:: Data about app and page elements ::

====

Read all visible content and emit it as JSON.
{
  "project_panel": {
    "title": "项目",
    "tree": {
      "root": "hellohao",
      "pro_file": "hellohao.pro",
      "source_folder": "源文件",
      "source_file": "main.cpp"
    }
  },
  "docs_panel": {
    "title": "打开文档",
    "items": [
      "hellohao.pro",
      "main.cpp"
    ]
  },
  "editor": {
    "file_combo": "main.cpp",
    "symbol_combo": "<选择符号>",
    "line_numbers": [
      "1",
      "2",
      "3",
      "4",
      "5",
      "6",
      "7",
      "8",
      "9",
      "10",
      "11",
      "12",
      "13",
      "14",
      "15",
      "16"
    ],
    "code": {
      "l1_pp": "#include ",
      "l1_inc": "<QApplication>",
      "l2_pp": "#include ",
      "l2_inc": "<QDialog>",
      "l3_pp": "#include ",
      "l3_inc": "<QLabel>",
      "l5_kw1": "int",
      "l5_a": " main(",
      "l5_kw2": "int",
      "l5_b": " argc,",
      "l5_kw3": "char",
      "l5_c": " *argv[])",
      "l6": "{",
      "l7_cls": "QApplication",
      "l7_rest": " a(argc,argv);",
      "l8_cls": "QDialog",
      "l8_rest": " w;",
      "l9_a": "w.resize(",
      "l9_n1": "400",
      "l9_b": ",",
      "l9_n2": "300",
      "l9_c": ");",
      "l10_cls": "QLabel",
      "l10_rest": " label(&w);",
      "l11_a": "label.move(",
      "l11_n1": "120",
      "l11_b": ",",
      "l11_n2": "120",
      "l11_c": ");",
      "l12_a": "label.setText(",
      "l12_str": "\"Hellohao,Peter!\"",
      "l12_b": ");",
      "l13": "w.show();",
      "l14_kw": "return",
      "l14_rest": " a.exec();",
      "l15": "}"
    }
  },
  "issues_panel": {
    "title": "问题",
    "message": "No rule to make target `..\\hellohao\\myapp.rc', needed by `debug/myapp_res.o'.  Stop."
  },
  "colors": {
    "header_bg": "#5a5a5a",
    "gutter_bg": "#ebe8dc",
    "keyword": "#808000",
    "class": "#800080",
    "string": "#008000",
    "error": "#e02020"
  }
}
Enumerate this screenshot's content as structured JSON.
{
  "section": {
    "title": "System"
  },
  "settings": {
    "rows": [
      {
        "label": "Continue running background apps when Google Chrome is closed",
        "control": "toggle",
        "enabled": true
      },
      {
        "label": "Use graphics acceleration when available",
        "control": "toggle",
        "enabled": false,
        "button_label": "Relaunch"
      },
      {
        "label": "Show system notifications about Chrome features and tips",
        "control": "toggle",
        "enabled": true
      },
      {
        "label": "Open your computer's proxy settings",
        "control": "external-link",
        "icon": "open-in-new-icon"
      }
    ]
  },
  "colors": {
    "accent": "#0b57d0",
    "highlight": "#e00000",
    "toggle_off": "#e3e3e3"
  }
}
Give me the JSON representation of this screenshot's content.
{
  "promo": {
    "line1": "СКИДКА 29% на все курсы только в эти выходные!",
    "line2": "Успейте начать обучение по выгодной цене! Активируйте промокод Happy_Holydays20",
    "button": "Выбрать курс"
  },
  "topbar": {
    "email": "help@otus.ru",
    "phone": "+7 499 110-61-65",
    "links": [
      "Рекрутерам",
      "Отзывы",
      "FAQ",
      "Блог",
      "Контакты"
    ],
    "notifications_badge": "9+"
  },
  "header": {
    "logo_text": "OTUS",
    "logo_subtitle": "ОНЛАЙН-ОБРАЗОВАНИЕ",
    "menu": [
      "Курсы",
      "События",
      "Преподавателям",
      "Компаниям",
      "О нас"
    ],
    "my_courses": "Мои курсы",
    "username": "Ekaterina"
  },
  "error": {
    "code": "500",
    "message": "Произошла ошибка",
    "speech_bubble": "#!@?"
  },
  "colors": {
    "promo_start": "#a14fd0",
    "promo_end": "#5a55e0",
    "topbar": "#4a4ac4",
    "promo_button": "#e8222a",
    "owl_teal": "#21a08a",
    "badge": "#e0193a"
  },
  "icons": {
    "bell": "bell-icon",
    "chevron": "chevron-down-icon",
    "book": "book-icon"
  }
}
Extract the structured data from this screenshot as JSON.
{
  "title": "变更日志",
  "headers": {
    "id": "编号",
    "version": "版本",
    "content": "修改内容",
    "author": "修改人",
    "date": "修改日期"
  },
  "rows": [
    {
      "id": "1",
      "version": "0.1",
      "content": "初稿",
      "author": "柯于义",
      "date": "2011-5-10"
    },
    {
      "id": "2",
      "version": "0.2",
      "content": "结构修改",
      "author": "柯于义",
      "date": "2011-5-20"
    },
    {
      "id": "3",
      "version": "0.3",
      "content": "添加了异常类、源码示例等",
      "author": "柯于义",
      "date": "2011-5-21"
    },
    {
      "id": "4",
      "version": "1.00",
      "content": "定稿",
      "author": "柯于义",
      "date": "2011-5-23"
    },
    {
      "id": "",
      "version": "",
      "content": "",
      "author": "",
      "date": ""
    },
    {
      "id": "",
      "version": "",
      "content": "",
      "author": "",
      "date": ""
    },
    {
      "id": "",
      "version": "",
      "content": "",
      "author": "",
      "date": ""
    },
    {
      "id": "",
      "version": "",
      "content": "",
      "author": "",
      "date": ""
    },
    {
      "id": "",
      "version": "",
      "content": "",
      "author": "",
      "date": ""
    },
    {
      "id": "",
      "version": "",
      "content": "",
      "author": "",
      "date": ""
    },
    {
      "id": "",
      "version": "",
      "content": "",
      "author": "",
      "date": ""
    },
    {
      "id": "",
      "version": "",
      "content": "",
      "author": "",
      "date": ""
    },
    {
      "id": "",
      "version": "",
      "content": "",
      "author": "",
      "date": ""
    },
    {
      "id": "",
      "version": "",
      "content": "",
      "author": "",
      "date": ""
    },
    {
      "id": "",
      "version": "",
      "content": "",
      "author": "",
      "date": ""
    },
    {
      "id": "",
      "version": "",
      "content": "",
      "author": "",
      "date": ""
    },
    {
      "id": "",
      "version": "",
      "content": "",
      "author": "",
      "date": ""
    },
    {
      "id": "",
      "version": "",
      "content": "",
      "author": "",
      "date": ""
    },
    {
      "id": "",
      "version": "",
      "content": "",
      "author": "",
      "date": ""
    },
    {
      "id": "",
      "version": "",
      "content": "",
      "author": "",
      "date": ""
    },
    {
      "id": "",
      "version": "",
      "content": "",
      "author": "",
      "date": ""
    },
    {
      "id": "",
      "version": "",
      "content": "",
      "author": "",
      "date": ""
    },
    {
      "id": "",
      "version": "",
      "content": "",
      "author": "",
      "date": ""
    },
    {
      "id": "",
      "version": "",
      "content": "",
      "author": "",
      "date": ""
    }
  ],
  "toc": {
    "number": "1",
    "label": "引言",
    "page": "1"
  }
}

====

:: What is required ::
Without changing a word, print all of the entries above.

:: Answer space ::
Read all visible content and emit it as JSON.
{
  "project_panel": {
    "title": "项目",
    "tree": {
      "root": "hellohao",
      "pro_file": "hellohao.pro",
      "source_folder": "源文件",
      "source_file": "main.cpp"
    }
  },
  "docs_panel": {
    "title": "打开文档",
    "items": [
      "hellohao.pro",
      "main.cpp"
    ]
  },
  "editor": {
    "file_combo": "main.cpp",
    "symbol_combo": "<选择符号>",
    "line_numbers": [
      "1",
      "2",
      "3",
      "4",
      "5",
      "6",
      "7",
      "8",
      "9",
      "10",
      "11",
      "12",
      "13",
      "14",
      "15",
      "16"
    ],
    "code": {
      "l1_pp": "#include ",
      "l1_inc": "<QApplication>",
      "l2_pp": "#include ",
      "l2_inc": "<QDialog>",
      "l3_pp": "#include ",
      "l3_inc": "<QLabel>",
      "l5_kw1": "int",
      "l5_a": " main(",
      "l5_kw2": "int",
      "l5_b": " argc,",
      "l5_kw3": "char",
      "l5_c": " *argv[])",
      "l6": "{",
      "l7_cls": "QApplication",
      "l7_rest": " a(argc,argv);",
      "l8_cls": "QDialog",
      "l8_rest": " w;",
      "l9_a": "w.resize(",
      "l9_n1": "400",
      "l9_b": ",",
      "l9_n2": "300",
      "l9_c": ");",
      "l10_cls": "QLabel",
      "l10_rest": " label(&w);",
      "l11_a": "label.move(",
      "l11_n1": "120",
      "l11_b": ",",
      "l11_n2": "120",
      "l11_c": ");",
      "l12_a": "label.setText(",
      "l12_str": "\"Hellohao,Peter!\"",
      "l12_b": ");",
      "l13": "w.show();",
      "l14_kw": "return",
      "l14_rest": " a.exec();",
      "l15": "}"
    }
  },
  "issues_panel": {
    "title": "问题",
    "message": "No rule to make target `..\\hellohao\\myapp.rc', needed by `debug/myapp_res.o'.  Stop."
  },
  "colors": {
    "header_bg": "#5a5a5a",
    "gutter_bg": "#ebe8dc",
    "keyword": "#808000",
    "class": "#800080",
    "string": "#008000",
    "error": "#e02020"
  }
}
Enumerate this screenshot's content as structured JSON.
{
  "section": {
    "title": "System"
  },
  "settings": {
    "rows": [
      {
        "label": "Continue running background apps when Google Chrome is closed",
        "control": "toggle",
        "enabled": true
      },
      {
        "label": "Use graphics acceleration when available",
        "control": "toggle",
        "enabled": false,
        "button_label": "Relaunch"
      },
      {
        "label": "Show system notifications about Chrome features and tips",
        "control": "toggle",
        "enabled": true
      },
      {
        "label": "Open your computer's proxy settings",
        "control": "external-link",
        "icon": "open-in-new-icon"
      }
    ]
  },
  "colors": {
    "accent": "#0b57d0",
    "highlight": "#e00000",
    "toggle_off": "#e3e3e3"
  }
}
Give me the JSON representation of this screenshot's content.
{
  "promo": {
    "line1": "СКИДКА 29% на все курсы только в эти выходные!",
    "line2": "Успейте начать обучение по выгодной цене! Активируйте промокод Happy_Holydays20",
    "button": "Выбрать курс"
  },
  "topbar": {
    "email": "help@otus.ru",
    "phone": "+7 499 110-61-65",
    "links": [
      "Рекрутерам",
      "Отзывы",
      "FAQ",
      "Блог",
      "Контакты"
    ],
    "notifications_badge": "9+"
  },
  "header": {
    "logo_text": "OTUS",
    "logo_subtitle": "ОНЛАЙН-ОБРАЗОВАНИЕ",
    "menu": [
      "Курсы",
      "События",
      "Преподавателям",
      "Компаниям",
      "О нас"
    ],
    "my_courses": "Мои курсы",
    "username": "Ekaterina"
  },
  "error": {
    "code": "500",
    "message": "Произошла ошибка",
    "speech_bubble": "#!@?"
  },
  "colors": {
    "promo_start": "#a14fd0",
    "promo_end": "#5a55e0",
    "topbar": "#4a4ac4",
    "promo_button": "#e8222a",
    "owl_teal": "#21a08a",
    "badge": "#e0193a"
  },
  "icons": {
    "bell": "bell-icon",
    "chevron": "chevron-down-icon",
    "book": "book-icon"
  }
}
Extract the structured data from this screenshot as JSON.
{
  "title": "变更日志",
  "headers": {
    "id": "编号",
    "version": "版本",
    "content": "修改内容",
    "author": "修改人",
    "date": "修改日期"
  },
  "rows": [
    {
      "id": "1",
      "version": "0.1",
      "content": "初稿",
      "author": "柯于义",
      "date": "2011-5-10"
    },
    {
      "id": "2",
      "version": "0.2",
      "content": "结构修改",
      "author": "柯于义",
      "date": "2011-5-20"
    },
    {
      "id": "3",
      "version": "0.3",
      "content": "添加了异常类、源码示例等",
      "author": "柯于义",
      "date": "2011-5-21"
    },
    {
      "id": "4",
      "version": "1.00",
      "content": "定稿",
      "author": "柯于义",
      "date": "2011-5-23"
    },
    {
      "id": "",
      "version": "",
      "content": "",
      "author": "",
      "date": ""
    },
    {
      "id": "",
      "version": "",
      "content": "",
      "author": "",
      "date": ""
    },
    {
      "id": "",
      "version": "",
      "content": "",
      "author": "",
      "date": ""
    },
    {
      "id": "",
      "version": "",
      "content": "",
      "author": "",
      "date": ""
    },
    {
      "id": "",
      "version": "",
      "content": "",
      "author": "",
      "date": ""
    },
    {
      "id": "",
      "version": "",
      "content": "",
      "author": "",
      "date": ""
    },
    {
      "id": "",
      "version": "",
      "content": "",
      "author": "",
      "date": ""
    },
    {
      "id": "",
      "version": "",
      "content": "",
      "author": "",
      "date": ""
    },
    {
      "id": "",
      "version": "",
      "content": "",
      "author": "",
      "date": ""
    },
    {
      "id": "",
      "version": "",
      "content": "",
      "author": "",
      "date": ""
    },
    {
      "id": "",
      "version": "",
      "content": "",
      "author": "",
      "date": ""
    },
    {
      "id": "",
      "version": "",
      "content": "",
      "author": "",
      "date": ""
    },
    {
      "id": "",
      "version": "",
      "content": "",
      "author": "",
      "date": ""
    },
    {
      "id": "",
      "version": "",
      "content": "",
      "author": "",
      "date": ""
    },
    {
      "id": "",
      "version": "",
      "content": "",
      "author": "",
      "date": ""
    },
    {
      "id": "",
      "version": "",
      "content": "",
      "author": "",
      "date": ""
    },
    {
      "id": "",
      "version": "",
      "content": "",
      "author": "",
      "date": ""
    },
    {
      "id": "",
      "version": "",
      "content": "",
      "author": "",
      "date": ""
    },
    {
      "id": "",
      "version": "",
      "content": "",
      "author": "",
      "date": ""
    },
    {
      "id": "",
      "version": "",
      "content": "",
      "author": "",
      "date": ""
    }
  ],
  "toc": {
    "number": "1",
    "label": "引言",
    "page": "1"
  }
}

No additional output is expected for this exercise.